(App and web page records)
= = =
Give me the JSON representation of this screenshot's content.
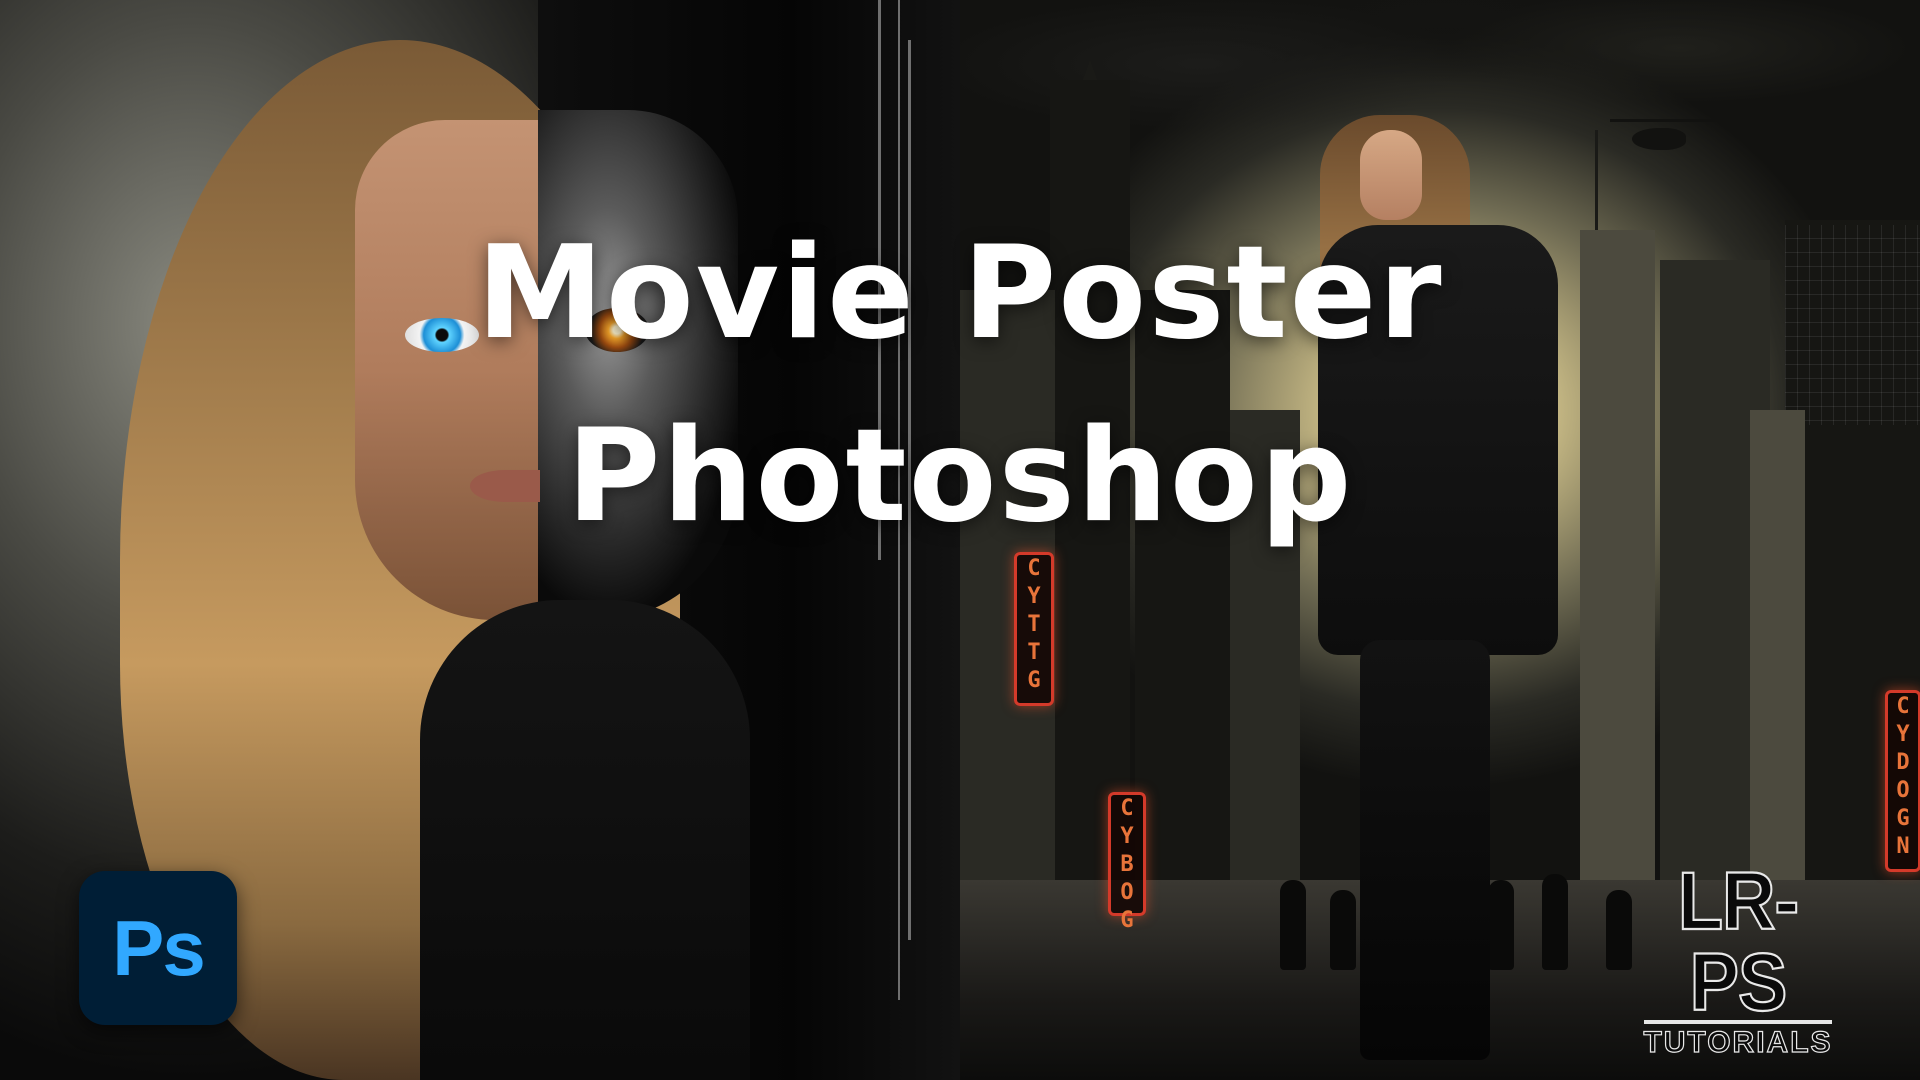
{
  "title": {
    "line1": "Movie Poster",
    "line2": "Photoshop"
  },
  "app_badge": {
    "label": "Ps",
    "icon": "photoshop-icon",
    "background": "#001e36",
    "foreground": "#31a8ff"
  },
  "brand": {
    "name": "LR-PS",
    "subtitle": "TUTORIALS"
  },
  "neon_signs": [
    "CYTTG",
    "CYBOG",
    "CYDOGN"
  ],
  "colors": {
    "title_text": "#ffffff",
    "neon_red": "#d43a2a",
    "cyborg_eye": "#f0a22a",
    "human_eye": "#1d8fd6"
  }
}
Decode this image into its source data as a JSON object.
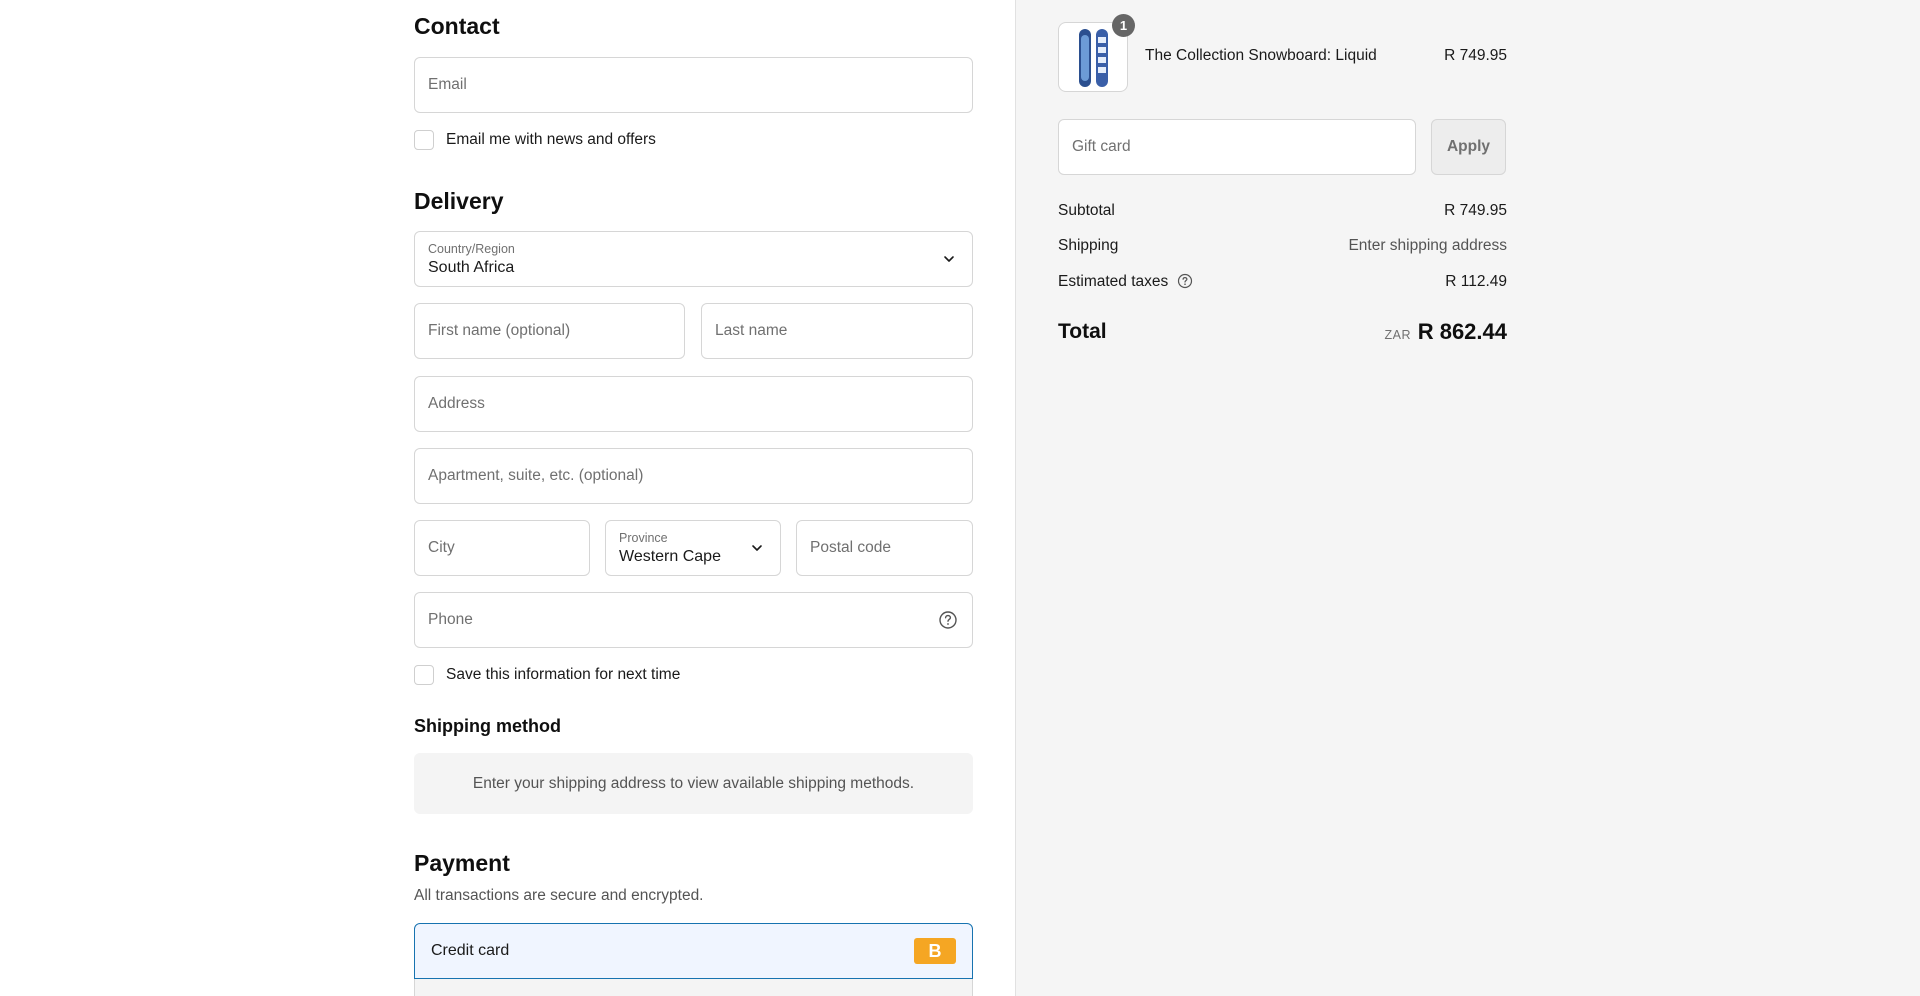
{
  "contact": {
    "heading": "Contact",
    "email_placeholder": "Email",
    "newsletter_label": "Email me with news and offers"
  },
  "delivery": {
    "heading": "Delivery",
    "country_label": "Country/Region",
    "country_value": "South Africa",
    "first_name_placeholder": "First name (optional)",
    "last_name_placeholder": "Last name",
    "address_placeholder": "Address",
    "apartment_placeholder": "Apartment, suite, etc. (optional)",
    "city_placeholder": "City",
    "province_label": "Province",
    "province_value": "Western Cape",
    "postal_placeholder": "Postal code",
    "phone_placeholder": "Phone",
    "save_info_label": "Save this information for next time"
  },
  "shipping_method": {
    "heading": "Shipping method",
    "message": "Enter your shipping address to view available shipping methods."
  },
  "payment": {
    "heading": "Payment",
    "subtitle": "All transactions are secure and encrypted.",
    "option_label": "Credit card",
    "badge": "B"
  },
  "cart": {
    "quantity": "1",
    "product_name": "The Collection Snowboard: Liquid",
    "product_price": "R 749.95"
  },
  "gift_card": {
    "placeholder": "Gift card",
    "apply_label": "Apply"
  },
  "summary": {
    "subtotal_label": "Subtotal",
    "subtotal_value": "R 749.95",
    "shipping_label": "Shipping",
    "shipping_value": "Enter shipping address",
    "taxes_label": "Estimated taxes",
    "taxes_value": "R 112.49",
    "total_label": "Total",
    "currency": "ZAR",
    "total_value": "R 862.44"
  },
  "colors": {
    "accent": "#1773b0",
    "badge": "#f5a623",
    "sidebar_bg": "#f5f5f5"
  }
}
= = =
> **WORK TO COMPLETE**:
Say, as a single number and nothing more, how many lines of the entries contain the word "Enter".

> **SOLUTION**:
2